Here, success is a dirty word, and any kind of success is punished on various levels. We tend to be all the same, every single thing that’s different is something bad. We tend to be standardized, trying not to be a black sheep. Success is something out of line. We are “forced” to share the same values, the same dress, stay in the same line. We don’t celebrate diversity, genders, different skin colors, non-mainstream fashion.

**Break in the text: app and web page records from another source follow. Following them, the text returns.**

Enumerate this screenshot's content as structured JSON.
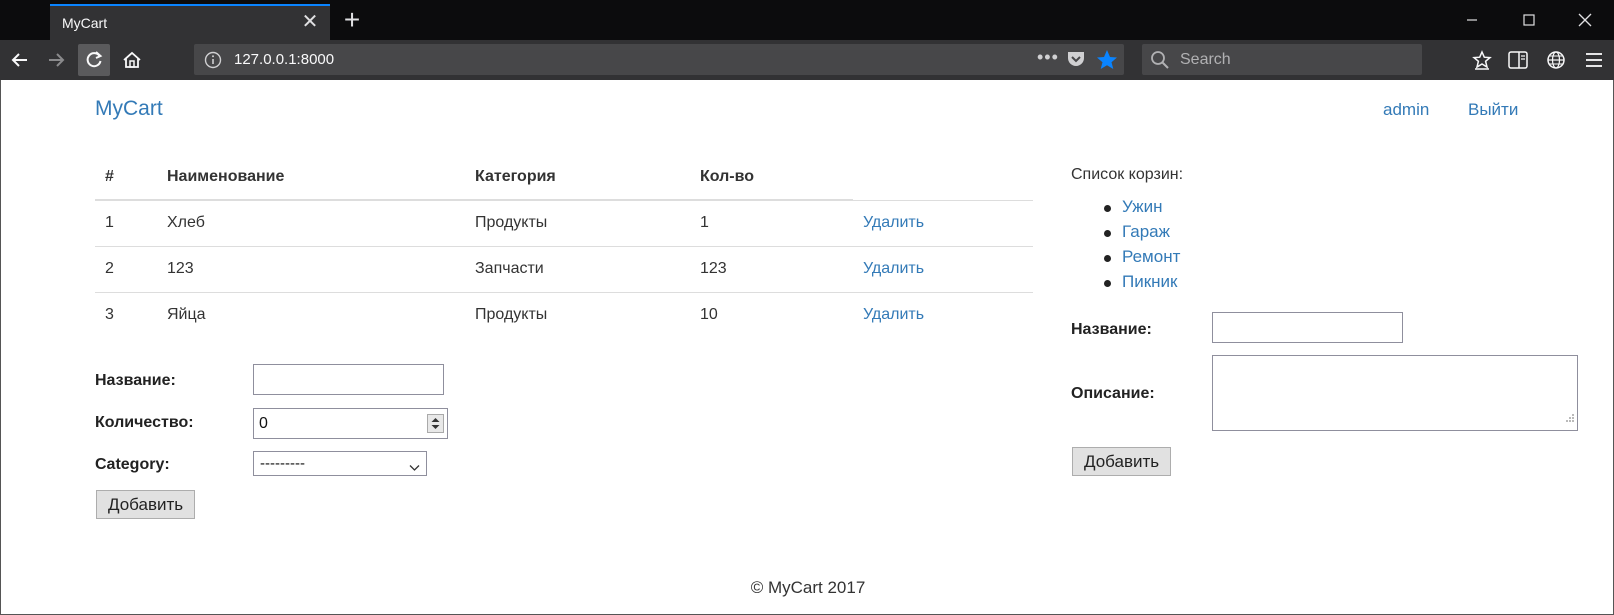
{
  "browser": {
    "tab_title": "MyCart",
    "url": "127.0.0.1:8000",
    "search_placeholder": "Search",
    "url_more": "•••"
  },
  "header": {
    "brand": "MyCart",
    "user": "admin",
    "logout": "Выйти"
  },
  "items_table": {
    "headers": [
      "#",
      "Наименование",
      "Категория",
      "Кол-во"
    ],
    "delete_label": "Удалить",
    "rows": [
      {
        "num": "1",
        "name": "Хлеб",
        "category": "Продукты",
        "qty": "1"
      },
      {
        "num": "2",
        "name": "123",
        "category": "Запчасти",
        "qty": "123"
      },
      {
        "num": "3",
        "name": "Яйца",
        "category": "Продукты",
        "qty": "10"
      }
    ]
  },
  "item_form": {
    "name_label": "Название:",
    "name_value": "",
    "qty_label": "Количество:",
    "qty_value": "0",
    "category_label": "Category:",
    "category_selected": "---------",
    "submit_label": "Добавить"
  },
  "carts": {
    "title": "Список корзин:",
    "items": [
      "Ужин",
      "Гараж",
      "Ремонт",
      "Пикник"
    ]
  },
  "cart_form": {
    "name_label": "Название:",
    "name_value": "",
    "description_label": "Описание:",
    "description_value": "",
    "submit_label": "Добавить"
  },
  "footer": {
    "text": "© MyCart 2017"
  },
  "colors": {
    "link": "#337ab7",
    "accent": "#0a84ff"
  }
}
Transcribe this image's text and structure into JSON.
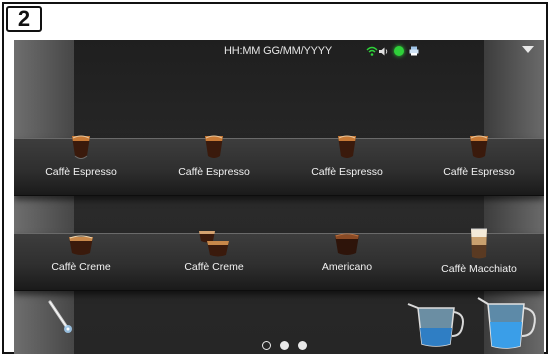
{
  "step_badge": "2",
  "status_bar": {
    "datetime": "HH:MM GG/MM/YYYY",
    "icons": [
      "wifi-icon",
      "speaker-icon",
      "status-led-icon",
      "printer-icon"
    ],
    "menu_icon": "chevron-down-icon",
    "status_led_color": "#2fd13a"
  },
  "beverages_row_1": [
    {
      "label": "Caffè Espresso",
      "icon": "espresso-cup-icon"
    },
    {
      "label": "Caffè Espresso",
      "icon": "espresso-cup-icon"
    },
    {
      "label": "Caffè Espresso",
      "icon": "espresso-cup-icon"
    },
    {
      "label": "Caffè Espresso",
      "icon": "espresso-cup-icon"
    }
  ],
  "beverages_row_2": [
    {
      "label": "Caffè Creme",
      "icon": "creme-cup-icon"
    },
    {
      "label": "Caffè Creme",
      "icon": "double-creme-cup-icon"
    },
    {
      "label": "Americano",
      "icon": "americano-cup-icon"
    },
    {
      "label": "Caffè Macchiato",
      "icon": "macchiato-glass-icon"
    }
  ],
  "bottom_icons": [
    "steam-wand-icon",
    "milk-jug-icon",
    "water-jug-icon"
  ],
  "pagination": {
    "pages": 3,
    "current": 1
  }
}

I don’t know if it is a weird and creepy heritage of communism or is for any another reason. We are simply not so open-minded as we could be. I want to change this and I hope that there are way more young people like me, trying to open our minds and promote the beauty of being different. I don’t wish to have been born some place else, I just wish for my own place to improve. Life is hard everywhere on the Earth, it is up to us to change it, or at least to try.

Would your 6-year-old-self be happy to learn who you became?

Laura: My 6-years old me wont be definitely happy, it wanted to be an astronaut of course! Flying to the universe and back, at least my fantasy let me go anywhere I wanted to be. My 6-years-self would definitely recommend me to be Batman.

As an adult I feel like to be still 6-years old sometimes. And sometimes I feel like that 6-years-old me was way more wise than I am now. Becoming an adult made me feel a little like I’ve stopped to understand the world, so I try to keep my inner child alive. Maybe it’s a way to avoid becoming crazy.

My inner child keeps me stay warm-hearted, kind, open-minded. I’m trying to find the best in people, hope for better days, create new stuff and have a little bit of fun in my life — my brain shouldn’t be the only chief of my personality, even if I’m a very rational and pessimistic person.

What would you advise to your 18-years-old self?

Laura: I would recommend to my 18-years-old self not to be so pessimistic during my teens and early twenties. I know I was super-sarcastic and unhappy 24-7. We live just once, so let’s not waste our life energy on negativity. It took me a lot of time to realize that happiness comes only from your very own.

More from Laura on her website: